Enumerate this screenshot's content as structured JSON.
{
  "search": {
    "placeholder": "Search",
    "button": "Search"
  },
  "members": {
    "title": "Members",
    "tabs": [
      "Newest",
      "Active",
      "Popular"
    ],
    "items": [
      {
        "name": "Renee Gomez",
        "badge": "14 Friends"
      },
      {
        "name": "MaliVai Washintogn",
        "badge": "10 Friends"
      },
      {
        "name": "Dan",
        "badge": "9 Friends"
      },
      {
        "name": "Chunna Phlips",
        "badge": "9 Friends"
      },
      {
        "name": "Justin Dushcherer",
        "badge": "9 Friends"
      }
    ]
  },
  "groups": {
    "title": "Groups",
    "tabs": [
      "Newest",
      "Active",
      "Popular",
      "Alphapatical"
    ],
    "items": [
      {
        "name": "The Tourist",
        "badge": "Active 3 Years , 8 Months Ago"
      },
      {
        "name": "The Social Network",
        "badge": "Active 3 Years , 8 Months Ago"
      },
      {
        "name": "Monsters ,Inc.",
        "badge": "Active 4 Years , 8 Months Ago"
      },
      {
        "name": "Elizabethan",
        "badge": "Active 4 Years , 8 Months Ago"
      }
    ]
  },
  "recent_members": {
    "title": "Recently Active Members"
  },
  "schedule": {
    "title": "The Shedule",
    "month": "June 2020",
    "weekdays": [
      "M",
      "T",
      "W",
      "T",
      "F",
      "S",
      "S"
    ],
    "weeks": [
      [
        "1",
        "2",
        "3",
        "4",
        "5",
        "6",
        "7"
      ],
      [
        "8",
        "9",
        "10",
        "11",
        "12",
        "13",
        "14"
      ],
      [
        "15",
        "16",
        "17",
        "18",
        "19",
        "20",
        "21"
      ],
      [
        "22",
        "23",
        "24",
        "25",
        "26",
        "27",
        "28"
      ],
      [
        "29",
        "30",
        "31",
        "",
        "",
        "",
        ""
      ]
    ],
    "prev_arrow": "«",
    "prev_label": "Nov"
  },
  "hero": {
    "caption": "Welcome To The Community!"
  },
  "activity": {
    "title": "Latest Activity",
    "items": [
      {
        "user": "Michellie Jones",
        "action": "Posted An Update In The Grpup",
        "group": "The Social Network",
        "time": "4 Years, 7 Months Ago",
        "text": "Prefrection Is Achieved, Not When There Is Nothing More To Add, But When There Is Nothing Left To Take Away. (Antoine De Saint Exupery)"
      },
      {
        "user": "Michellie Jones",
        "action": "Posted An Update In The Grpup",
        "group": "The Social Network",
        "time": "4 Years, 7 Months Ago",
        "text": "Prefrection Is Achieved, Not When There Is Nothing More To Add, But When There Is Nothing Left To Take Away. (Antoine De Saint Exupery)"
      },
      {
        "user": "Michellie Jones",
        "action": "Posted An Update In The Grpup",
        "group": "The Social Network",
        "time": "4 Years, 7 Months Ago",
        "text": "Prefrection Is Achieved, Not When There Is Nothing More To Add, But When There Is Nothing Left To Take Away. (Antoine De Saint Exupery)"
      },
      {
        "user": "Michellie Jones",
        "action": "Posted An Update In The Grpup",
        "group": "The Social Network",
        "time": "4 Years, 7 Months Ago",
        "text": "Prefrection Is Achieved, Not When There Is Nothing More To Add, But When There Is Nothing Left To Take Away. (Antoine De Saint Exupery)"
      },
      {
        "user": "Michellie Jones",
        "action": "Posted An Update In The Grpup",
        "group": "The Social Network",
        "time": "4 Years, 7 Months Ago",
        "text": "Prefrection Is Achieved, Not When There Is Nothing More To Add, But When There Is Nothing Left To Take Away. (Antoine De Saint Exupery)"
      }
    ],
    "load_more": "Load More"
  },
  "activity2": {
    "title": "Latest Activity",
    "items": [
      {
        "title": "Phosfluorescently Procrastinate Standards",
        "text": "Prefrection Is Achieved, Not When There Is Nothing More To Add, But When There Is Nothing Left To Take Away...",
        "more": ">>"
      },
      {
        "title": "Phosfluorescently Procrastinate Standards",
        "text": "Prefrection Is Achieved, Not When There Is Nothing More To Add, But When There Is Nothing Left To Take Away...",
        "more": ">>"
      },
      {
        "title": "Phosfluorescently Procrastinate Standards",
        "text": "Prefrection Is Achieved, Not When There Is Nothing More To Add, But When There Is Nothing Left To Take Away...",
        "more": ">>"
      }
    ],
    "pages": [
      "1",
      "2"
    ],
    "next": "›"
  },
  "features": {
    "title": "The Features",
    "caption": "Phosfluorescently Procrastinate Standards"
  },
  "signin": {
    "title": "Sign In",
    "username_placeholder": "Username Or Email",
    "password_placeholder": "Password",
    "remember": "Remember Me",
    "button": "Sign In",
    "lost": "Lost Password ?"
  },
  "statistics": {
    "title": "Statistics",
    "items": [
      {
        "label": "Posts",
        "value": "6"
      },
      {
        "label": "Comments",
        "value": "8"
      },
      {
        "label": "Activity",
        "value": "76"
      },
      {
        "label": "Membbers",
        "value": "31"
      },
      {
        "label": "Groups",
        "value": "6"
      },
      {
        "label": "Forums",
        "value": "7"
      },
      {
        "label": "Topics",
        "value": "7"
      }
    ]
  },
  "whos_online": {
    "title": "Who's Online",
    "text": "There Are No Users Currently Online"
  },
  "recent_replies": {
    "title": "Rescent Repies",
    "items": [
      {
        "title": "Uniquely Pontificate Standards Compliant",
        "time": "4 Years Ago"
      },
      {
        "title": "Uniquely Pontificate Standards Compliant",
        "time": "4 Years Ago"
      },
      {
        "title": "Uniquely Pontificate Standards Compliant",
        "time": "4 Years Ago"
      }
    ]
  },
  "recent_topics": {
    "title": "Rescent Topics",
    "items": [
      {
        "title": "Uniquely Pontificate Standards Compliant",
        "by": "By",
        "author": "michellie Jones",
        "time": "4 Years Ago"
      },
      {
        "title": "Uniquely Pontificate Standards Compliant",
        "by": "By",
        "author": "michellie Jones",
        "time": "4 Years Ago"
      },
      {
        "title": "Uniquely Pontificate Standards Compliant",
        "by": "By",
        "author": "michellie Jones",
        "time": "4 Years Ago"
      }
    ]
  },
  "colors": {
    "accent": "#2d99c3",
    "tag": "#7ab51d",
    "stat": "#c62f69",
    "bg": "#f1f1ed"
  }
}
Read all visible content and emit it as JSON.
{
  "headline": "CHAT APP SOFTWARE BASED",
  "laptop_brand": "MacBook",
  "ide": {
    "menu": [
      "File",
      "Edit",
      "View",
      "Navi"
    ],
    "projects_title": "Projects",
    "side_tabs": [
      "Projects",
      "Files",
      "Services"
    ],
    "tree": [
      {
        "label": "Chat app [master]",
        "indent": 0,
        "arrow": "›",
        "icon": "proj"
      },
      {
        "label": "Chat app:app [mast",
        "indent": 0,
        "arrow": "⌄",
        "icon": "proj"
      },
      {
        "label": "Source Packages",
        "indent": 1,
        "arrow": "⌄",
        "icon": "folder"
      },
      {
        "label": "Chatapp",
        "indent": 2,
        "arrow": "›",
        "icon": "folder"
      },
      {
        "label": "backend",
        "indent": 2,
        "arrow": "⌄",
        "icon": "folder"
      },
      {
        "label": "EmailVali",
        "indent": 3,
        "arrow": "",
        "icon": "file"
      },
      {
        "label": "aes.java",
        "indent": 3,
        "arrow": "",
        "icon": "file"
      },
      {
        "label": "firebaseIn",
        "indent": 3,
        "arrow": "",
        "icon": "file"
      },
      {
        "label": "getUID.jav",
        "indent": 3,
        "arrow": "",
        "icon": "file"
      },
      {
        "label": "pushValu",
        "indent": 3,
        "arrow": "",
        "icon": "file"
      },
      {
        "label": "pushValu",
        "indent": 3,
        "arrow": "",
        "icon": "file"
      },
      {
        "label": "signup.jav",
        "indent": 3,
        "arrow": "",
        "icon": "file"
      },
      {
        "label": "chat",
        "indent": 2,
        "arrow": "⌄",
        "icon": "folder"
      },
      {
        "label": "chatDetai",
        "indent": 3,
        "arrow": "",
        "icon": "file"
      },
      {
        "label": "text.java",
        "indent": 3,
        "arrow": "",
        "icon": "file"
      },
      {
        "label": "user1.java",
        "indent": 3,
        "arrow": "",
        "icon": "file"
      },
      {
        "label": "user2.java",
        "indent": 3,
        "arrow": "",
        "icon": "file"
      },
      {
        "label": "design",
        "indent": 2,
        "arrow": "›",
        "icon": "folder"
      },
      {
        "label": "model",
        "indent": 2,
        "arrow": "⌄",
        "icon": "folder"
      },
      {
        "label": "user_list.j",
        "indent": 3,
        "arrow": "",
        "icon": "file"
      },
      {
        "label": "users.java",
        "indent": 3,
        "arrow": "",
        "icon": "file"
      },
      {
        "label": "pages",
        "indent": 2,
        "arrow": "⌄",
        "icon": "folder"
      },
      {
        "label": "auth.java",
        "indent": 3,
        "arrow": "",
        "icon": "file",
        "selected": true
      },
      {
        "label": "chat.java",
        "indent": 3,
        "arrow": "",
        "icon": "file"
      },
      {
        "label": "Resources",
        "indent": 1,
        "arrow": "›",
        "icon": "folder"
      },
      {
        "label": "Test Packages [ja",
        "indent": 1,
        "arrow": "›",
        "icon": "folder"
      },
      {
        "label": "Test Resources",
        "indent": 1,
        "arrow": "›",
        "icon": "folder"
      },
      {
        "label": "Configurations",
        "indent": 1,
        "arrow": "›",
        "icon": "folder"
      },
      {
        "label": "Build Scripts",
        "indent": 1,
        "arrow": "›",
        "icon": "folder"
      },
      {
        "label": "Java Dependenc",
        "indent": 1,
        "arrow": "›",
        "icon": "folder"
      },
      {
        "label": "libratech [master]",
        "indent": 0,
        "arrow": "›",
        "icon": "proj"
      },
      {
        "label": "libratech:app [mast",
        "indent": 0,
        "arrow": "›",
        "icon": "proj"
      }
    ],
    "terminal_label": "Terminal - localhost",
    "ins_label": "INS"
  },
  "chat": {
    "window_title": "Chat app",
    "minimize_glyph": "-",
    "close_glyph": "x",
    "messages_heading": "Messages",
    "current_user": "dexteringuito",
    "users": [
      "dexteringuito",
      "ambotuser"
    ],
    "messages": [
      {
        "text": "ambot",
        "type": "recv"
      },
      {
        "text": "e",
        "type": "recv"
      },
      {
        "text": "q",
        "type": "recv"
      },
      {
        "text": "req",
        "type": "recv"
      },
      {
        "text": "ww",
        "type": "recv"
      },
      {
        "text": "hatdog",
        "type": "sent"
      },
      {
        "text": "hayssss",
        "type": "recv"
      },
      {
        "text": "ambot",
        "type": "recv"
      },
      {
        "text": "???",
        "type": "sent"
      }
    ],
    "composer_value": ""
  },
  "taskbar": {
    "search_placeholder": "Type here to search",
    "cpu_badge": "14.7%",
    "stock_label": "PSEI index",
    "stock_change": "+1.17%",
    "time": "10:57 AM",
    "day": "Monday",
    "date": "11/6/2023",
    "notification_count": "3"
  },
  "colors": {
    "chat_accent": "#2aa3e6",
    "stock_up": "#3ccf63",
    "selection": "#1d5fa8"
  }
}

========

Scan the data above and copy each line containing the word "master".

**Response to this task**:
        "label": "Chat app [master]",
        "label": "libratech [master]",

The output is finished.